New Fridge Nose Sniffs Out Decay
A new “nose” for your fridge may be able to sniff out spoiled food before you do.
The NeOse smell recorder aims to help detect food which may cause illness before it is consumed.
New Technology Development
Computers have long been able to detect movement, allowing them to see. They are also getting fairly advanced at hearing our audio commands. But smell is one area that seems to have evaded them – until now.
Smell sensors are a tricky area to work with as they are fundamentally different to the other senses. At this year’s CES, one company which has taken up the challenge is Aryballe Technologies, and they were keen to show off what they have come up with. The so-called optical nose, NeOse, was on show at the event.
The device is the second prototype that they have come up with, and is called the NeOse Pro. It works in conjunction with an iPhone app, and requires you to point a tube at one of the odours coming out of your fridge. Within 30 seconds, the app will have the results for you about what it has smelled. There are chemical sensors as well as an optical system which will process the molecules of scent against a database of previously recorded smells put together by the team. As the app is used more often, other companies can also record their own scents. For example, a yoghurt manufacturer might record the smell of their yoghurt when it is fine to eat and when it is not.
Aryballe are not the first to come up with a scent detector along these lines, but they say that it is the most portable and flexible yet.
While you might be thinking about using one for your own fridge, it is actually those in chef jobs who will get the most use out of them. The NeOse is aimed at businesses rather than consumers, as it will allow restaurants and supermarkets to ensure that their food is all fit for consumption.

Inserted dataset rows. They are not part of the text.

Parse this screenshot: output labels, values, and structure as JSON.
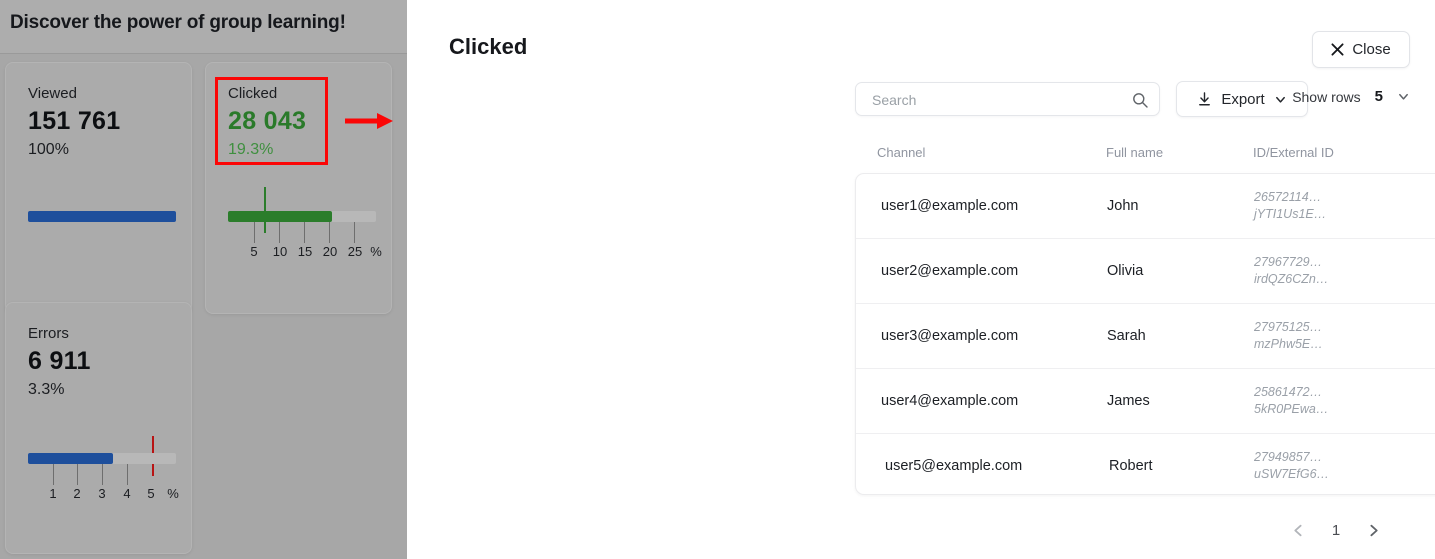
{
  "backdrop": {
    "title": "Discover the power of group learning!",
    "cards": [
      {
        "label": "Viewed",
        "value": "151 761",
        "percent": "100%",
        "color": "#1e4f9c",
        "fill_ratio": 1.0,
        "ticks": [],
        "unit": ""
      },
      {
        "label": "Clicked",
        "value": "28 043",
        "percent": "19.3%",
        "color": "#2b7d2b",
        "fill_ratio": 0.702,
        "marker_ratio": 0.255,
        "ticks": [
          "5",
          "10",
          "15",
          "20",
          "25"
        ],
        "unit": "%"
      },
      {
        "label": "Errors",
        "value": "6 911",
        "percent": "3.3%",
        "color": "#1e4f9c",
        "fill_ratio": 0.575,
        "marker_ratio": 0.845,
        "ticks": [
          "1",
          "2",
          "3",
          "4",
          "5"
        ],
        "unit": "%"
      }
    ],
    "annotation_color": "#fb0606"
  },
  "panel": {
    "title": "Clicked",
    "close_label": "Close",
    "search": {
      "placeholder": "Search",
      "value": ""
    },
    "export_label": "Export",
    "show_rows_label": "Show rows",
    "show_rows_value": "5",
    "table": {
      "columns": [
        "Channel",
        "Full name",
        "ID/External ID"
      ],
      "rows": [
        {
          "channel": "user1@example.com",
          "full_name": "John",
          "id_line1": "26572114…",
          "id_line2": "jYTI1Us1E…",
          "action_icon": "user-view-icon"
        },
        {
          "channel": "user2@example.com",
          "full_name": "Olivia",
          "id_line1": "27967729…",
          "id_line2": "irdQZ6CZn…",
          "action_icon": "user-view-icon"
        },
        {
          "channel": "user3@example.com",
          "full_name": "Sarah",
          "id_line1": "27975125…",
          "id_line2": "mzPhw5E…",
          "action_icon": "user-view-icon"
        },
        {
          "channel": "user4@example.com",
          "full_name": "James",
          "id_line1": "25861472…",
          "id_line2": "5kR0PEwa…",
          "action_icon": "user-view-icon"
        },
        {
          "channel": "user5@example.com",
          "full_name": "Robert",
          "id_line1": "27949857…",
          "id_line2": "uSW7EfG6…",
          "action_icon": "user-view-icon"
        }
      ]
    },
    "pagination": {
      "prev": "chevron-left-icon",
      "current_page": "1",
      "next": "chevron-right-icon"
    }
  }
}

The price might be the first point to cue this understanding: it is set for retail at between $10,000 and $15,000. The cosmetics industry may also be able to use the device by recording the ideal smells for their products and then setting up a quality control system with the NeOse. It can also be used to test the air quality in an urban environment, or to detect a waste management leak at a processing facility.
It’s unlikely that we will be buying personal smell detectors any time soon, but it is possible that this technology could come to be integrated into the products that we already buy. Imagine a fridge which will automatically tell you if something is off, rather than having to wait until you have pointed a device at it. If the technology continues to grow, it could be that smell detectors become as common as light or sound detectors, and as unremarkable. That future is still a long way away, however, as this early prototype demonstrates.
Hilariously, members of the press were unable to get a demonstration of the NeOse at CES, as the Wi-Fi capabilities at the show were not strong enough to connect to the app. Still, this is a key piece of tech for anyone looking for food careers to keep an eye on. Within the next few years, we could be ready to see this used on a regular basis in food production and as part of quality control measures. Factories in particular could make good use of it.